From Nordan Symposia
Jump to navigationJump to search




Latin deprecatus, past participle of deprecari to avert by prayer, from de- + precari to pray


  • 1a archaic : to pray against (as an evil)
b : to seek to avert <deprecate the wrath … of the Roman people — Tobias Smollett>
  • 2: to express disapproval of
  • 3a : play down : make little of <speaks five languages … but deprecates this facility — Time>
b : belittle, disparage <the most reluctantly admired and least easily deprecated of … novelists — New Yorker>


Self-deprecating humor relies on the observation of something supposedly negative about the person delivering the commentary. Many comedians use self-deprecating humor to avoid seeming arrogant or pompous, and to help the audience identify with them. In this way, the use of self-deprecating humor could be seen as an application of the rhetorical concept of ethos. This is seen as a major component of the comedy of comedians such as Joan Rivers, Louis C.K., Don Knotts, and Woody Allen.

The technique is often used to balance the audience judgment on a performer, after exhibiting conspicuous displays of arrogance.

Professionals in any given field will also either avoid typical jargon and use lay terms to be understood and therefore appreciated by the masses.

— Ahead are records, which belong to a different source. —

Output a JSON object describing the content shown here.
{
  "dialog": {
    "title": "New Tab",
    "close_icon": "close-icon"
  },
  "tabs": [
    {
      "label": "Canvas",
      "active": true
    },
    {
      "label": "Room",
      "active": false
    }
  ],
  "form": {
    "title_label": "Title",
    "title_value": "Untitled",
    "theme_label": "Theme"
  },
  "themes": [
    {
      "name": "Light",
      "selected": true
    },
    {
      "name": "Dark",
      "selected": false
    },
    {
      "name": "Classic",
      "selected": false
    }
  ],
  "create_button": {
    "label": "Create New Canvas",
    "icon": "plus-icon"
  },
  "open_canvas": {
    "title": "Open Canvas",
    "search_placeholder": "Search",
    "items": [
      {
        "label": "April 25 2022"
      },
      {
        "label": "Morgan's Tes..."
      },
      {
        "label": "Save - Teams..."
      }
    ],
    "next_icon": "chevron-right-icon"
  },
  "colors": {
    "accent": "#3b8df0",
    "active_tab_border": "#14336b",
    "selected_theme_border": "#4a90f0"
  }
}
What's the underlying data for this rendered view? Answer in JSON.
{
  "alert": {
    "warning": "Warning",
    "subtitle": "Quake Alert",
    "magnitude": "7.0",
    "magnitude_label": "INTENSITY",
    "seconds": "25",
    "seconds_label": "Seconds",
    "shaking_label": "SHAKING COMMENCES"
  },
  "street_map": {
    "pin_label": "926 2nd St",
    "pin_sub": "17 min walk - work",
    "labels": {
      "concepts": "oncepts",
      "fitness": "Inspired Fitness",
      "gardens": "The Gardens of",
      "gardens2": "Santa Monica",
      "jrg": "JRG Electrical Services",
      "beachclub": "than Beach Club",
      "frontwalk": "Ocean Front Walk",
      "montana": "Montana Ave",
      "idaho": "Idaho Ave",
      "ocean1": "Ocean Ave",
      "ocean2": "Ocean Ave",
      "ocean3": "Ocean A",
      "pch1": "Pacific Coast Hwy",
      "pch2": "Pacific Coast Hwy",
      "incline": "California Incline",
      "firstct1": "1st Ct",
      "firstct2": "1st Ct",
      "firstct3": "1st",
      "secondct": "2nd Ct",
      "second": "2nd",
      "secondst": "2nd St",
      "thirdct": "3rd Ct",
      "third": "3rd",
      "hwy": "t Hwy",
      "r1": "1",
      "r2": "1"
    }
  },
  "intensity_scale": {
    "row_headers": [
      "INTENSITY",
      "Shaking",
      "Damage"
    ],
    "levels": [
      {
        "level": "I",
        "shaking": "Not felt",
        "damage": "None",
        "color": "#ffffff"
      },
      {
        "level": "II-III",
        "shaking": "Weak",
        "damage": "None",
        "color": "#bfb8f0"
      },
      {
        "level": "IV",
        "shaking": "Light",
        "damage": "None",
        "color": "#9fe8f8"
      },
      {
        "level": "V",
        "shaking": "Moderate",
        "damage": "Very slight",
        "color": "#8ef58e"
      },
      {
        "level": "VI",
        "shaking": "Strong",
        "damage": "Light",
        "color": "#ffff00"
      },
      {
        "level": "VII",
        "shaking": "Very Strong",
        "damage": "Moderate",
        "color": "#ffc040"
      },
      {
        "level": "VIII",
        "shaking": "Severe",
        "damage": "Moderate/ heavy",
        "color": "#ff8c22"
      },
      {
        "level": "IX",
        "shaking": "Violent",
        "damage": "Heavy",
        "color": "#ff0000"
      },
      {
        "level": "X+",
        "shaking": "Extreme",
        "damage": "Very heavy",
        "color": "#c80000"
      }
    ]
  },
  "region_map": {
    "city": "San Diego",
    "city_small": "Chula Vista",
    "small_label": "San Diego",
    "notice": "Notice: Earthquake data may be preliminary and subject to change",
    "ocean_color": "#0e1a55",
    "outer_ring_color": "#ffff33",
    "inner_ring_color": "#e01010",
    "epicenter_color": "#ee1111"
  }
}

Self-deprecation is an important aspect to clowns. Unlike other forms of comedy, an audience is typically supposed to laugh at the plight of the clown, not with it.